If you have been following this blog and keeping up with the fascinating world of regenerative medicine, you know that all adult stem cells are not the same. There are different progenitor cell types like Hematopoietic stem cells (HSCs) and Mesenchymal stem cells (MSCs) that are derived from bone marrow. HSCs give rise to all the cells in the blood, including immune cells like B cells and T cells, through the process of hematopoiesis and here is an excellent review on MSCs and the therapeutic benefits they provide.
There is a constant need for blood/blood components
There is a huge demand for blood to treat common blood disorders including anemia, bleeding disorders such as hemophilia and blood cancers such as leukemia, lymphoma and myeloma. Now what if scientists were to address this need by growing hematopoietic stem cells (that will repopulate all the cells present in the blood) in a laboratory environment? Unfortunately, years of research and failed attempts have taught the scientific community that there are several hurdles to the de novo (starting anew) generation of hematopoietic stem cells (HSCs). These include determining what transcription factors (proteins that bind to DNA and turn on/turn off genes) are required to maintain commitment to a hematopoietic lineage and what the ideal culture protocols or assay methods are to sustain HSCs.
Which is why this study by Lis et al., is so important! They showed that the transient (lasting only for a short time) expression of four transcription factors, FGRS (FGRS: Fosb Gfil, Runx1 and Spi1) in adult mouse endothelial cells reprogrammed the cells into engraftable HSCs. The researchers then proved that these are bonafide HSCs, since these cells were capable of self-renewal and differentiation into all the different types of cells of hematopoietic lineage.

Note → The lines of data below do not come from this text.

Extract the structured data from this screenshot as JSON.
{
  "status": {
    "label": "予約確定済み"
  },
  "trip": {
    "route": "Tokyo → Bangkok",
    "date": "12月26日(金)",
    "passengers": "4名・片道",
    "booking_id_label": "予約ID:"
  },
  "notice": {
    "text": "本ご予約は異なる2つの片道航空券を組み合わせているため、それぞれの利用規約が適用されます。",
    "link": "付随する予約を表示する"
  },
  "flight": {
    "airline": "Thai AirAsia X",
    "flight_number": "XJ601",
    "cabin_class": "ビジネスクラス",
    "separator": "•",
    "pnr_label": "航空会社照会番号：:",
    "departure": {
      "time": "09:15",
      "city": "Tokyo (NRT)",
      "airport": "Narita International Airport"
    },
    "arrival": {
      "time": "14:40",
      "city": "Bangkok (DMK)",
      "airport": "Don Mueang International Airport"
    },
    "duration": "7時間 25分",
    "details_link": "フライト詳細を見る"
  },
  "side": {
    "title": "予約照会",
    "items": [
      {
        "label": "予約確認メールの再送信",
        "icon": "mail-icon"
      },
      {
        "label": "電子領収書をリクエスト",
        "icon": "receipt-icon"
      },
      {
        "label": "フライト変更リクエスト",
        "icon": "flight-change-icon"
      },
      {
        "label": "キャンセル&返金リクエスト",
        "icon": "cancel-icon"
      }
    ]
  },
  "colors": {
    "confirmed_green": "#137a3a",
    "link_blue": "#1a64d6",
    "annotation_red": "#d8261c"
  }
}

In another study, by Sugimura et al., they used a different approach to generate HSCs. Here, they converted adult skin cells to produce induced pluripotent stem cells (iPSCs, genetically reprogrammed cells) which were then used to generate the HSCs in mice. While procuring skin cells to generate the iPSCs is relatively easy, the intermediate pluripotent state of the cells increases the risk of cancer formation, making this method less desirable. In contrast, Lis et al., successfully generated HSCs using adult stem cells without passing through a “potentially pro-oncogenic pluripotent state”, thus minimizing the risk of cancer formation.
What we have learned from these studies is that we are most certainly one step closer to utilizing hematopoietic stem cells generated in the laboratory for treating patients. There is an obvious benefit to using a patient’s own cells (endothelial cells or skin cells) to generate HSCs, since this eliminates the risk of immune rejection. Cells from universal donors could be “grown” in the laboratory to boost the blood supply for use in the field of medicine. Red blood cell (RBC) generation will most likely be the first step since these are anucleate, which means potentially no cell division occurs thus minimizing the risk of DNA mutations and cancer formation. These manufactured RBCs would be highly beneficial in treating blood disorders and in blood transfusions. However, demonstrating the safety of these laboratory-grown cells is essential and will require clinical trials and testing before this can become a universally adopted practice.